arrow hits low, just under the lungs as I misjudged the distance. What I thought was 30 yards was more like 45. After blood trailing this animal with great help from Jack, we realized that we were pushing a wounded ‘bou and decided best to back off, mark a GPS waypoint and return in the morning. Returning at first light with Dan, we resumed the blood trail to find the expired ‘bou in a swamp. Dan yells, “look Bob, I see his antlers” The recovery was the best feeling I’ve ever had in the field because I knew this was a trophy. The sleepless night was worth it As it turned out this Pope and Young caribou was taken with the same lucky arrow as my bear and scored 341.

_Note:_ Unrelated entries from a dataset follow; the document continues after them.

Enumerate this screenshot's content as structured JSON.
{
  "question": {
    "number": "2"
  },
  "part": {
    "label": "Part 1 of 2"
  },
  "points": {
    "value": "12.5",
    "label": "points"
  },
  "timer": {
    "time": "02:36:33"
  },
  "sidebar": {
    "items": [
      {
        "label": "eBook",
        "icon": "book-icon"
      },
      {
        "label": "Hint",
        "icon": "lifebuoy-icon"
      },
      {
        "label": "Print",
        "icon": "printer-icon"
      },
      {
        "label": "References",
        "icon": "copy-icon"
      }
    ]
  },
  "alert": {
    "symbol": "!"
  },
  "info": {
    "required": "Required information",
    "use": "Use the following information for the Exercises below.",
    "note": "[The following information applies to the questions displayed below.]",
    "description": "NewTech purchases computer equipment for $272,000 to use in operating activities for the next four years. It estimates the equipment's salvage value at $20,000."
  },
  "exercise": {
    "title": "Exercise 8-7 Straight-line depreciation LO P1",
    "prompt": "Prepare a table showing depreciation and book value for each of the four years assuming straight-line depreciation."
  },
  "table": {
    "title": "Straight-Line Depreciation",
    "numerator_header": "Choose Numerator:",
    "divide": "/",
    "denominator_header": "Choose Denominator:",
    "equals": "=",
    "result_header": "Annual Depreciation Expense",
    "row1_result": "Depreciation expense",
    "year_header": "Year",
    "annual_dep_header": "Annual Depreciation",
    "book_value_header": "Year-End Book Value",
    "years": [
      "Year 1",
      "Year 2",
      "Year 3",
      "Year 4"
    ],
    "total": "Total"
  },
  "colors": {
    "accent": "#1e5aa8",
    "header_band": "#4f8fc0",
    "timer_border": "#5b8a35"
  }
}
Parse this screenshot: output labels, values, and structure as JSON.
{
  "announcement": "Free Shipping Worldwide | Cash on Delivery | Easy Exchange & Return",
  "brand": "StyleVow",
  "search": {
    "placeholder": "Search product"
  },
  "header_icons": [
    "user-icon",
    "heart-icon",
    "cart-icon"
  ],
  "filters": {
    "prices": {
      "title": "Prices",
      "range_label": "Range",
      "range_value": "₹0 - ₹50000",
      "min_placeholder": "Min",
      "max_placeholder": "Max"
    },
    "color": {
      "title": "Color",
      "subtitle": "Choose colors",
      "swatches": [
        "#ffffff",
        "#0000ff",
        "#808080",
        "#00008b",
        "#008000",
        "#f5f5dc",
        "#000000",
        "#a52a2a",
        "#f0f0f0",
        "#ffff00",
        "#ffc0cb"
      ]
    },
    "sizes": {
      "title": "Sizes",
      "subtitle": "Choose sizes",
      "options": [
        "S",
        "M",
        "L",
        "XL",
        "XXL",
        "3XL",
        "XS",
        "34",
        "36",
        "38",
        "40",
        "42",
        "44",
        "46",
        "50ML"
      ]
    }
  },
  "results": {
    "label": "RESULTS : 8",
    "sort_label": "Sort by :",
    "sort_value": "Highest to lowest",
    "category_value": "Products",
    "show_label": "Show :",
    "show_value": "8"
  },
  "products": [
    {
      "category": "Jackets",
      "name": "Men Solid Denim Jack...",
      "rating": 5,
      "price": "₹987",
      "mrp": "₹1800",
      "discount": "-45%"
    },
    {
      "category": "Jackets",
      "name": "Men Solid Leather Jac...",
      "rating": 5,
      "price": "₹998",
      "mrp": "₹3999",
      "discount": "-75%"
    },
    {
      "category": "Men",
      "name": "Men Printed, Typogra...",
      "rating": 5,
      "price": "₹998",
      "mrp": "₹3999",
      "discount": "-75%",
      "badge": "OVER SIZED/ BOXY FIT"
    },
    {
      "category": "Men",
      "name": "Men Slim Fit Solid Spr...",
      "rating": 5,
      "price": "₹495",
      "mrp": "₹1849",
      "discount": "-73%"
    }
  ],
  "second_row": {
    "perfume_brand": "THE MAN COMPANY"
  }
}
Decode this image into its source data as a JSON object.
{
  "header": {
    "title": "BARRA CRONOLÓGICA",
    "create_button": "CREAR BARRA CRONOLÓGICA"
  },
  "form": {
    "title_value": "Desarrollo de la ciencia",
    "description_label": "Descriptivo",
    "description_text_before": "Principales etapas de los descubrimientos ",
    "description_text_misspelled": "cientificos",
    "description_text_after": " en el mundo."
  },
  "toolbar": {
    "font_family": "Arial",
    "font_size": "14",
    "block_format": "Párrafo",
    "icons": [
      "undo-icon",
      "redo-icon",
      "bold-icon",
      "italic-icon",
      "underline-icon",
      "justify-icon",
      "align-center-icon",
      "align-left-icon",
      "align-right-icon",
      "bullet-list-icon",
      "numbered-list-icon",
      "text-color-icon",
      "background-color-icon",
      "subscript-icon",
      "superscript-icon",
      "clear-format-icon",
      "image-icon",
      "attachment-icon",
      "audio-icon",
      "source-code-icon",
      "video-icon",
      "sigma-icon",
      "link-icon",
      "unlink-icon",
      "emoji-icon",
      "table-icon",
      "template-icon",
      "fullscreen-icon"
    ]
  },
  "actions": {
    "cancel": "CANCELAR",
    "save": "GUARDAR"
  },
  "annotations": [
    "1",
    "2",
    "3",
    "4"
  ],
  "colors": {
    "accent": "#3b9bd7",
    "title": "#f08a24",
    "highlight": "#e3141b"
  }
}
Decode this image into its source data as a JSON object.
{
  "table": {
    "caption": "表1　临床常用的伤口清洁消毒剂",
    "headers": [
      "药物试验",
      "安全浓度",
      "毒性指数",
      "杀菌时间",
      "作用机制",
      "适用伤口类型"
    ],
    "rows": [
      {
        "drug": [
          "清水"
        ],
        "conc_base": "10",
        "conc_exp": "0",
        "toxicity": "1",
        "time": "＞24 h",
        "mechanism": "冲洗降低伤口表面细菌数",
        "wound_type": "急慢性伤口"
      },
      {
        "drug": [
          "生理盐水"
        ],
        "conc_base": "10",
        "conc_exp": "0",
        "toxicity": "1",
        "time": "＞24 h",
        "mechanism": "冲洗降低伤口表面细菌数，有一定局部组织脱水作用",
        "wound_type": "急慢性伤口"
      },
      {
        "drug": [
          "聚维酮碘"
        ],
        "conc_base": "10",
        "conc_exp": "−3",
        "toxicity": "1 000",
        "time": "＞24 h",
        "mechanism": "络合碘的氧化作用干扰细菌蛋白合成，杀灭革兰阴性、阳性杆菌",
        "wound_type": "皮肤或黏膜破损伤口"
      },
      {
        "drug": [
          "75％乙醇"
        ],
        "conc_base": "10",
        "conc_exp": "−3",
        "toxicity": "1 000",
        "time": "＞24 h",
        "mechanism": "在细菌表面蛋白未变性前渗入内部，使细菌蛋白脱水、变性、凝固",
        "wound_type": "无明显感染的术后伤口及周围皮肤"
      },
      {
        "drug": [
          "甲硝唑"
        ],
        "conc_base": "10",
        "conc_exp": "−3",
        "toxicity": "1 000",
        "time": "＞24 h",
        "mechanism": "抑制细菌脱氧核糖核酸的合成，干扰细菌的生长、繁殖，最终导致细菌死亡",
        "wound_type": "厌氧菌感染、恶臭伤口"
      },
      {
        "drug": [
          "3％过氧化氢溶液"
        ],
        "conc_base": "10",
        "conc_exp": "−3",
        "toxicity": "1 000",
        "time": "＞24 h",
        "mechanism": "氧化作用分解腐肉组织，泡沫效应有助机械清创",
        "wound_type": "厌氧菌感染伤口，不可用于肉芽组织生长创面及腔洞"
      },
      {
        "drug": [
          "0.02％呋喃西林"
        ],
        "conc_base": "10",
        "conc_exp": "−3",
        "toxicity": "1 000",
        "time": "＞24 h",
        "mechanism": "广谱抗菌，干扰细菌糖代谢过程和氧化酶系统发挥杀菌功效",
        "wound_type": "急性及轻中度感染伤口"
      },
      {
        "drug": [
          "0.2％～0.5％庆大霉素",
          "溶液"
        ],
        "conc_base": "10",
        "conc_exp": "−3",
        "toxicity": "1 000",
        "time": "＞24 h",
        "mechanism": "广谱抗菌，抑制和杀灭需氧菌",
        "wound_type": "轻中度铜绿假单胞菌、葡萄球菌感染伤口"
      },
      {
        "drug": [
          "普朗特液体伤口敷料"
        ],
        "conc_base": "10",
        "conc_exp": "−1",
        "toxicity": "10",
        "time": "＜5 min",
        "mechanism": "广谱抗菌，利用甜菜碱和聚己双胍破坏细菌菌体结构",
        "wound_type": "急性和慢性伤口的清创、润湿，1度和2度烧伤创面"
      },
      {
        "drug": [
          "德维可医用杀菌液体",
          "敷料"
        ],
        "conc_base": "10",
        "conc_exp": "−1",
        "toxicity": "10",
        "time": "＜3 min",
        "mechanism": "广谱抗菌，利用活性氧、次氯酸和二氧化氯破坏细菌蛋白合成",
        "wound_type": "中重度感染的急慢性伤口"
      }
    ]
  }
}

Later that week I had the pleasure of arrowing a second average sized bull from a brushy blind. A perfect quartering away shot made up for the previous marginal one. I was able to stop this caribou by saying “caribou” in a quiet monotone voice. Camp total, three of us tagged out with two bulls each, one guy arrowed one bull and one guy nothing as he passed up several bulls. We had to work for our bulls as the migration was slow We had a phenomenal time and I would highly recommend this hunt to anyone. One arrow, two great P & Y animals~

Bob Accettullo has been an avid bowhunter and professional videographerfor 25 years. He is the owner ofStarlite Video in Canton. Ma. producing weddings, corporate and DVD videos for outfitters.